A Perfect Match

In addition to her books Carter has researched and written extensively about the measurement and manipulation of neural activity. Two years ago she led a pioneering study of group experience, monitoring the brain activity of 50 members of an audience at London’s Barbican theatre during a performance.

Reduce Pain using Virtual Reality - Rita Carter


A Distraction from Pain

Carter explains, “The brain can only process a limited amount of information at any one time so engaging it swiftly with something else after a mishap lessens the feeling of hurt. VR offers particularly impactful distraction - brain scans of patients undergoing painful procedures while immersed in VR show reduced activity in five separate pain-related brain areas, suggesting that it works on all the varied aspects of pain: sensory, emotional, intellectual and attentional”

In some studies VR has been found to be as effective as drugs like morphine.  José Luis Mosso Vazquez, a 54-year-old surgeon at Panamerican University in Mexico City , uses it during operations in tandem with a local painkillers, instead of giving his patients general anaesthetic. His patients’ anxiety levels typically remain low throughout the procedure. As one of his patients described it: “I was transported. Normally I’m very stressed, but now I feel so, so relaxed.”

The Placebo Effect

In addition to distraction, VR is a powerful placebo. The placebo effect is one of the most complicated physiological processes ever investigated. At its core it involves changes in the electrical activity in the frontal lobes of the brain, which deal with “higher” cognitive functions such as  belief, judgement, memories and expectation. These changes in turn trigger secretion or inhibition of multiple hormones and neurotransmitters, some of which are similar or identical to painkilling drugs. Different VR content can manipulate these biological effects. An exciting VR event,  for example, raises adrenaline which reduces pain by directing neural activity from the the brain to the peripheral parts of the body rather than vice versa. The switch causes a reduction in pain signals (which run from peripheral areas to the brain).

The Future of Virtual Reality - Rita Carter


The Future of VR

With technology and neuroscience advancing at a rapid pace, the future of VR is very exciting. There is a natural fit between these two galloping sciences. One future possibility is to couple the experience of VR with simultaneous brain imaging. Recent advances in computer science have made it possible to create whole-brain imagery using EEG, a relatively simple technique that involves reading brainwaves (a measure of neural activity) through skull-mounted electrodes. This type of brainscan effectively shows what the brain is doing and could be used to assess content for various clinical applications (e.g. anxiety reduction, pain relief, attention dysfunction).

A further step might be to enhance the effect of VR by stimulating the brain directly rather than through the senses. Transcranial Electrical Stimulation (TES) involves sending a minute electrical current through the skull to stimulate or inhibit particular parts of the brain’s cortex. The technique is non-invasive, safe and painless - nearly two thousand research papers have shown it to be effective in reducing anxiety, pain and depression. Rescape is looking towards the time when these three technologies - EEG monitoring, TES stimulation and VR - could work in concert to help our brains to create a world of experience  free from unnecessary pain and anxiety.

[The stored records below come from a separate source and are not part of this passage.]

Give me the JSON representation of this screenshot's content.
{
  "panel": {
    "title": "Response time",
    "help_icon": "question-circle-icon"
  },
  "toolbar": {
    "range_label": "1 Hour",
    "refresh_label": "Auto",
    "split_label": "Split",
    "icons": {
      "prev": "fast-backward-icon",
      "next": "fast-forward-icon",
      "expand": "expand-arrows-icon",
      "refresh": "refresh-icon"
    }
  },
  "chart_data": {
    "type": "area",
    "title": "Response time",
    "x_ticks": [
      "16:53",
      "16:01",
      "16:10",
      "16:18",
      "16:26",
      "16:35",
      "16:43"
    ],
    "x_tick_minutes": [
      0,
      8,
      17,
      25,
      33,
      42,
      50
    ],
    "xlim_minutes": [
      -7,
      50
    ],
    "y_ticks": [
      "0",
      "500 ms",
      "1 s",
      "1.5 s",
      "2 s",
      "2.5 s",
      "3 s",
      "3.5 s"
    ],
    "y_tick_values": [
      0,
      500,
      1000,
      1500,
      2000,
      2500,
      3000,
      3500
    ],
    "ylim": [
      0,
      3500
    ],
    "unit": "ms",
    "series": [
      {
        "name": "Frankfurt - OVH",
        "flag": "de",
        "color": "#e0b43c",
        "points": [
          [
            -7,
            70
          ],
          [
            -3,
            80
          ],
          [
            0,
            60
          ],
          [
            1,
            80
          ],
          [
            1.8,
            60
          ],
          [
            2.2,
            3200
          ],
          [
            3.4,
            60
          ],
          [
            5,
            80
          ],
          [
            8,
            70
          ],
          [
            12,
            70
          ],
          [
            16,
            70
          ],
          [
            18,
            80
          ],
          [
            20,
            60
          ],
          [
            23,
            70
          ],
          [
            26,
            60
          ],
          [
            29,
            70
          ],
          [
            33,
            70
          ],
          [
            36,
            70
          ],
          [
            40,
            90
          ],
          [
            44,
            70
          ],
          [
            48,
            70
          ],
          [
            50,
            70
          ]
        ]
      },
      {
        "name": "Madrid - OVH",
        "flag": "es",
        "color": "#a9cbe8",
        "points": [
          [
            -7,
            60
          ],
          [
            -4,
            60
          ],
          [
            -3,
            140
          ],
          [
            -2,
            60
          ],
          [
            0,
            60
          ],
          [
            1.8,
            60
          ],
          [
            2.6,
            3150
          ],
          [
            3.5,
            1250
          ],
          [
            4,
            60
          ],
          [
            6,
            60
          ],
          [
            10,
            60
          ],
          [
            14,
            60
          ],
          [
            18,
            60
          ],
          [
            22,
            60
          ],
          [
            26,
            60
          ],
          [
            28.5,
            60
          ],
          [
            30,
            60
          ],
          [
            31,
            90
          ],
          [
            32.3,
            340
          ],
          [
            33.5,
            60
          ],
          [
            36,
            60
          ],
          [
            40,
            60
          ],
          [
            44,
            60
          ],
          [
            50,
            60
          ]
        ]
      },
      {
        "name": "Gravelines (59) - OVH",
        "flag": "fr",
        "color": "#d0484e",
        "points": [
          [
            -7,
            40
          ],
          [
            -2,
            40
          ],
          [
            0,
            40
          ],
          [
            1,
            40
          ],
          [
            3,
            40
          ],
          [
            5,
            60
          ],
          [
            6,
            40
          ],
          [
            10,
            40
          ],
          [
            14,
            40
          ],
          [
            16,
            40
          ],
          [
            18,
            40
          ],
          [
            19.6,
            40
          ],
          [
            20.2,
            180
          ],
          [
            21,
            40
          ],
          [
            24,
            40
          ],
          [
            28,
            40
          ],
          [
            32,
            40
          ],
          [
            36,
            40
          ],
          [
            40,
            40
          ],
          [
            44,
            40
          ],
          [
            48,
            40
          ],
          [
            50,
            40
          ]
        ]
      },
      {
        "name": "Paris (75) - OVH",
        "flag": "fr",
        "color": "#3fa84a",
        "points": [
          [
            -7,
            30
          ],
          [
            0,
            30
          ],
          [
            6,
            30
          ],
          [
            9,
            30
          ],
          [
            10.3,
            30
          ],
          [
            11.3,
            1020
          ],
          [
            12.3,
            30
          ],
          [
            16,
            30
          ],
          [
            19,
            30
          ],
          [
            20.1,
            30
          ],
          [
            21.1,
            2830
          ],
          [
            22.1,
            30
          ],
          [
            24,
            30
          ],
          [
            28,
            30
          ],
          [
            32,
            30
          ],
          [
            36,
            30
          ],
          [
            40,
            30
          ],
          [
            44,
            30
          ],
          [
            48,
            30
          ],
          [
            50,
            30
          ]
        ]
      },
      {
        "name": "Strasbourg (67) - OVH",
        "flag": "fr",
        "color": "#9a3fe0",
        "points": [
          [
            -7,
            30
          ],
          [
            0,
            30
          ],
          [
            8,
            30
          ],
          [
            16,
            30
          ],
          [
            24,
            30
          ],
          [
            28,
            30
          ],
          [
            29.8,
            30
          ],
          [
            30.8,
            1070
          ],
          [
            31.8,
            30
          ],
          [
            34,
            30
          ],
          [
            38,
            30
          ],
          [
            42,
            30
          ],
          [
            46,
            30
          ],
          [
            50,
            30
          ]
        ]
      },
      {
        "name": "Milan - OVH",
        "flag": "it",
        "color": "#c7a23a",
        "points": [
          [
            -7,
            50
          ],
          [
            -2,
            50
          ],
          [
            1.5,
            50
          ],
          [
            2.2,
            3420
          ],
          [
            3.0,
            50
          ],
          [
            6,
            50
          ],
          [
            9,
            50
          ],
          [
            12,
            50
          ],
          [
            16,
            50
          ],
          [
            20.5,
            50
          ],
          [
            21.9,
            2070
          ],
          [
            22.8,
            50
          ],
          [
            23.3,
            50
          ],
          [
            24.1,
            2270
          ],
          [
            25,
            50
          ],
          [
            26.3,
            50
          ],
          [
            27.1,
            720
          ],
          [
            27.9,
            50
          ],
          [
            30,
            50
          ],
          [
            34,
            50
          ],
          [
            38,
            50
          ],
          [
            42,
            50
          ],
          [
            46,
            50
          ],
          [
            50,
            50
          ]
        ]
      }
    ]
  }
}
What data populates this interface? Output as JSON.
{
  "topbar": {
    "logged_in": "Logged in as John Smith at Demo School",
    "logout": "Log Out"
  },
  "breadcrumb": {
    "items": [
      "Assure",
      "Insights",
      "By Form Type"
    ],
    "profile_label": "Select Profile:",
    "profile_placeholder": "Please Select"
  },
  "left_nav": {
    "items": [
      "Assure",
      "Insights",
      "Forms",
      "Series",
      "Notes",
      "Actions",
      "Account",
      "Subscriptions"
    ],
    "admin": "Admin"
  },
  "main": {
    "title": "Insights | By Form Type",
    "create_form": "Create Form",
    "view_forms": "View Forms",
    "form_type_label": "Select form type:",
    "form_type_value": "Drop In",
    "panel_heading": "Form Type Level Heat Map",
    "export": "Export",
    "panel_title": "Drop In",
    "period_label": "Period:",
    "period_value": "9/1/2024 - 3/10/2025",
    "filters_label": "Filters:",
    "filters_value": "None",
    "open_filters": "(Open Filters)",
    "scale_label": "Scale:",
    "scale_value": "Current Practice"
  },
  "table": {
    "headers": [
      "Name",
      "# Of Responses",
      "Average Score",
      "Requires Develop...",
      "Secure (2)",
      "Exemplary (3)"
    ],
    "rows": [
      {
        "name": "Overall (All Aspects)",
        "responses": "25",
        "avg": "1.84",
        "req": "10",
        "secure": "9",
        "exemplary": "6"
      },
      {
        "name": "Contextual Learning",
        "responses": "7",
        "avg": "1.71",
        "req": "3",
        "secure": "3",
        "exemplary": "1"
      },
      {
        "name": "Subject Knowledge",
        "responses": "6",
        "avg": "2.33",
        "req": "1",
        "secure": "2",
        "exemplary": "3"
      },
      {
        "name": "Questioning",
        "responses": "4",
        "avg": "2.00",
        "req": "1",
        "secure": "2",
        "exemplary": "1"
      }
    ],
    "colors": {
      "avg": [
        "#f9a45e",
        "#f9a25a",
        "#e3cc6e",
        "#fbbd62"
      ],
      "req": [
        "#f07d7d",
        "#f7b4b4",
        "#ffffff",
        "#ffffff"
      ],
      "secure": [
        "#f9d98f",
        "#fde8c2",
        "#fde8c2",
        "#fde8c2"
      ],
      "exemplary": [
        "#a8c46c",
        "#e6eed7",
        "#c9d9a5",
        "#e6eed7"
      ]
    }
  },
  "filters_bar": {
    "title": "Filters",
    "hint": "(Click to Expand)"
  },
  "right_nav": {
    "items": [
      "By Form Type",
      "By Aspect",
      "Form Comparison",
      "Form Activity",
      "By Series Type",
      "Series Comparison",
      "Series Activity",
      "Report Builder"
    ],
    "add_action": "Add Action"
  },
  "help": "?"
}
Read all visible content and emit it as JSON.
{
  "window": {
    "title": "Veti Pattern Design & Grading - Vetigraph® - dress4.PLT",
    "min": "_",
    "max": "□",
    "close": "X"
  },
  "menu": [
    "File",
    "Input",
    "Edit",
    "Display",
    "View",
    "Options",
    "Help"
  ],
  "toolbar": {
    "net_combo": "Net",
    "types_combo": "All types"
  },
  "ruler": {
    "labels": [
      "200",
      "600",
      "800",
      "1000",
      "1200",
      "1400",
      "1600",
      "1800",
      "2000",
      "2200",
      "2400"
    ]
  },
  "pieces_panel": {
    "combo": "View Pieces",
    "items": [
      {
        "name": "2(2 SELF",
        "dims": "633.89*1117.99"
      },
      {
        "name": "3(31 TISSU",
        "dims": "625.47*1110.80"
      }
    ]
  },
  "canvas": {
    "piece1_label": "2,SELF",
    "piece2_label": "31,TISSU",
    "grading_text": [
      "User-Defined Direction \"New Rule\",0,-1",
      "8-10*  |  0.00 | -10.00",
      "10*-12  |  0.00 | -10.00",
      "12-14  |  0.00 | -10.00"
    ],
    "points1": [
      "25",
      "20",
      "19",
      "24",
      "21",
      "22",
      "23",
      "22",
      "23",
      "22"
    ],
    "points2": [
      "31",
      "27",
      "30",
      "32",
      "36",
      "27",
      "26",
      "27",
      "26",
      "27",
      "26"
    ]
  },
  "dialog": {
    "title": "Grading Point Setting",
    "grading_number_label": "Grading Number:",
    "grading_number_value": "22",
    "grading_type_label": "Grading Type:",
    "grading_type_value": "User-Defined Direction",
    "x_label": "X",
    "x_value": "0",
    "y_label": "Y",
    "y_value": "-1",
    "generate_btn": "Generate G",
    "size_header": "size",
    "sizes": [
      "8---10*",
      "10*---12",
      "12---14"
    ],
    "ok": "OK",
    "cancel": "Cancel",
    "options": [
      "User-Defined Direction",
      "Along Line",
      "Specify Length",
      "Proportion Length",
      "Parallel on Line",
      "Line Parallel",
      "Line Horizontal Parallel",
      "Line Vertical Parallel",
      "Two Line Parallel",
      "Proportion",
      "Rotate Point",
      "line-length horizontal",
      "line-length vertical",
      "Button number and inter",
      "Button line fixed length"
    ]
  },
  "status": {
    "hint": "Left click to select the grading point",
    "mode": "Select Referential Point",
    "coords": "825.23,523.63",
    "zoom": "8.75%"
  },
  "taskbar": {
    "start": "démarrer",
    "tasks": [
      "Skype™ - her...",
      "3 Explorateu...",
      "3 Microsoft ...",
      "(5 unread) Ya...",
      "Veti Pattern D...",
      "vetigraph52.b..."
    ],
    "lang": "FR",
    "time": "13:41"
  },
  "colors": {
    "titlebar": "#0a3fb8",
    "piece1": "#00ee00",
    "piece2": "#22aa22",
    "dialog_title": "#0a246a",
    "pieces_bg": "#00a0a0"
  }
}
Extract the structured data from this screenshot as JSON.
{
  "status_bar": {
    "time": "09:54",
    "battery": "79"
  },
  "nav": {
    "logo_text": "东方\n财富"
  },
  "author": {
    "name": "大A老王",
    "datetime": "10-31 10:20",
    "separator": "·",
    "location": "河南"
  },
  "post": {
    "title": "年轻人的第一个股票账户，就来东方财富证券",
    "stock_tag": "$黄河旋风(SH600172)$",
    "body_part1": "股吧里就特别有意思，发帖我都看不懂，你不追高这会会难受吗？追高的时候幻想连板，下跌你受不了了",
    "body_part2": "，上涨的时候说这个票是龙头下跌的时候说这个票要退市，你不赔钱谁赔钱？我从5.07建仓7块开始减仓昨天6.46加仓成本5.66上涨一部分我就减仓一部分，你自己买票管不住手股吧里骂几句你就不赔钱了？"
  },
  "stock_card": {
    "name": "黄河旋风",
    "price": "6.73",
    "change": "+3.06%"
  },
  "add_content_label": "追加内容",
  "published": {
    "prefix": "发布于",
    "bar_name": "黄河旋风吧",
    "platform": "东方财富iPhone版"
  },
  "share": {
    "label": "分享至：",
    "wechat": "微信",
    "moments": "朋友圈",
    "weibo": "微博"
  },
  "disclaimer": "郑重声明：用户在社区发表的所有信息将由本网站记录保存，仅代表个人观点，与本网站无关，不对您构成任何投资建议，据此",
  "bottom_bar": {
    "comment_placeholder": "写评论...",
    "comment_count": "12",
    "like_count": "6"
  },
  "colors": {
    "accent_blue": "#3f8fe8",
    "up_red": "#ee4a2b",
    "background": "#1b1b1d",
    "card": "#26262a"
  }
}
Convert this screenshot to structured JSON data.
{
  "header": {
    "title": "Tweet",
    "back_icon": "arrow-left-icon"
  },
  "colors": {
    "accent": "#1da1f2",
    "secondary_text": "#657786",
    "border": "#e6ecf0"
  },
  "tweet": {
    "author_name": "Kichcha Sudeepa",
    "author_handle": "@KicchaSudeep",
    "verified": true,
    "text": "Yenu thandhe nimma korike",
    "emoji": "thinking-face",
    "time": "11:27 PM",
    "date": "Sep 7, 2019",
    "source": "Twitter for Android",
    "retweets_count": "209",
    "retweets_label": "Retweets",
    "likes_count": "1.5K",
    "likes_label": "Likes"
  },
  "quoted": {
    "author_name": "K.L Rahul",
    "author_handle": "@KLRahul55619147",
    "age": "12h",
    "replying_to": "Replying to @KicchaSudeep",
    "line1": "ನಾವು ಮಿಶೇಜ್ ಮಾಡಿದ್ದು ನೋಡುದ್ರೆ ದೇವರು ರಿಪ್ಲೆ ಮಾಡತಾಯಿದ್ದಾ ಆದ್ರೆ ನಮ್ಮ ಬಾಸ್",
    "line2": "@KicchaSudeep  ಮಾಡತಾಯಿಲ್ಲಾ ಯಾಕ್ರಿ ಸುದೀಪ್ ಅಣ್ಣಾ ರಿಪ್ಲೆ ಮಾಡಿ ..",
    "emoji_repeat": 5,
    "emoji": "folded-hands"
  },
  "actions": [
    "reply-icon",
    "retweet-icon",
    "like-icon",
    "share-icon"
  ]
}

Rita Carter

Written by Rita Carter

A science and medical writer, Rita Carter has twice been awarded the Medical Journalists' Association prize for outstanding contribution to medical journalism. She has written several books and been shortlisted for the Royal Society Prize for Science Books. Rita also talks about the brain, consciousness, and behaviour to a wide range of groups at seminars, conferences, and workshops.